Post-punk has always been hard for me to enjoy. I like The Cure, but could live without the three minute track intros. I understand that the extended musical passages are used to create atmosphere, but my attention span has been severely damaged due to years of short punk songs. As a result, Ghost Heart’s debut full length is a tough listen for me. It is an enjoyable release. What it lacks in brevity, it makes up for with quality. But, it is not one of those records that lends itself to the modern era of shuffles and singles.
My first experience listening to this record came via a trip back from O’Hare International Airport to Carol Stream. To me, that is the ideal situation for a record like this. It is a long, relatively calm record that is best for stretches of uninterrupted listening. Overall, it clocks in at just about 40 minutes. Of the eight tracks, only two are shorter than five minutes. One of those tracks is basically a short interlude, so that barely counts.
Anyway, what you have here is pretty solid post-punk. Very heavy on tribal drums. Clear guitars are king here. The is barely any distortion. Pretty atmospheric keyboards/synth sounds are also spread throughout. Things get intricate, but never get too dense. There is definite shoegaze influence, as far as being able to make so much work at any given time, but it never gets overdone. The best point of comparison would probably be Animal Collective. But, even that comparison is a little lazy.

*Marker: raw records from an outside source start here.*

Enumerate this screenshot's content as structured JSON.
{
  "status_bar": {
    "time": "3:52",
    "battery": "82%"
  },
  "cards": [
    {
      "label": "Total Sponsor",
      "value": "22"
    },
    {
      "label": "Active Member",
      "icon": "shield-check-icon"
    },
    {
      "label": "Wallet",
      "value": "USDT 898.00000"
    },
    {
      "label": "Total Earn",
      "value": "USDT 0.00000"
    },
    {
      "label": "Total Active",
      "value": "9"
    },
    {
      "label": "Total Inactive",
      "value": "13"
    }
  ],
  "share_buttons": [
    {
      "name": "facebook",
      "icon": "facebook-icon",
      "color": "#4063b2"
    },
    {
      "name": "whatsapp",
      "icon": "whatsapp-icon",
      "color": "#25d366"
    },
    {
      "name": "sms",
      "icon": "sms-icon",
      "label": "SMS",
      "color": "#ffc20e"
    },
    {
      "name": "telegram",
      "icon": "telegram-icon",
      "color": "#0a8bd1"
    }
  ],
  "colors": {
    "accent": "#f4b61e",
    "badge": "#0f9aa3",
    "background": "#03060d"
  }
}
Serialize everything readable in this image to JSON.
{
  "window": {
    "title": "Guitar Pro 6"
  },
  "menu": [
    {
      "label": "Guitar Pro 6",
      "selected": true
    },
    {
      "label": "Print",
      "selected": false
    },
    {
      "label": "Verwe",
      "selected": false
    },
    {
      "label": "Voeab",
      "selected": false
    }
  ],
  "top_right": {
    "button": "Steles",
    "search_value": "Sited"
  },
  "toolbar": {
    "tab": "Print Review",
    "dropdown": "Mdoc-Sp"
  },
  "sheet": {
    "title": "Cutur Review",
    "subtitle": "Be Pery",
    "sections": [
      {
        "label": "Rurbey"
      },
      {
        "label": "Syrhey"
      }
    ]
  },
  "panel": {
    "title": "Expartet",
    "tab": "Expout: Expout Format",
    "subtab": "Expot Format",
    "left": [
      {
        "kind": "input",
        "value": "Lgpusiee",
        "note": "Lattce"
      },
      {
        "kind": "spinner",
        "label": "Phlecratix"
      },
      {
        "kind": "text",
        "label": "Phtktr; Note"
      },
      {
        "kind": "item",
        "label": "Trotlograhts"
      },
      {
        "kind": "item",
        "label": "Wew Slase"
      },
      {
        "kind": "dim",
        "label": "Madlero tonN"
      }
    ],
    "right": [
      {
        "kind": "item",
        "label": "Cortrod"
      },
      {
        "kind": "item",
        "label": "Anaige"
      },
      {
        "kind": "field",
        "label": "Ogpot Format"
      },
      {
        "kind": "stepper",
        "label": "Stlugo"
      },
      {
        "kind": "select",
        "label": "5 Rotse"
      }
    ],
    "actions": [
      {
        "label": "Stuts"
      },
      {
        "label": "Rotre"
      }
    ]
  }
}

Shit, I guess I should just sum this up in a pull quote or something. This record is a great bit of textured, atmospheric post-punk. Listen to it on headphones and be stoked.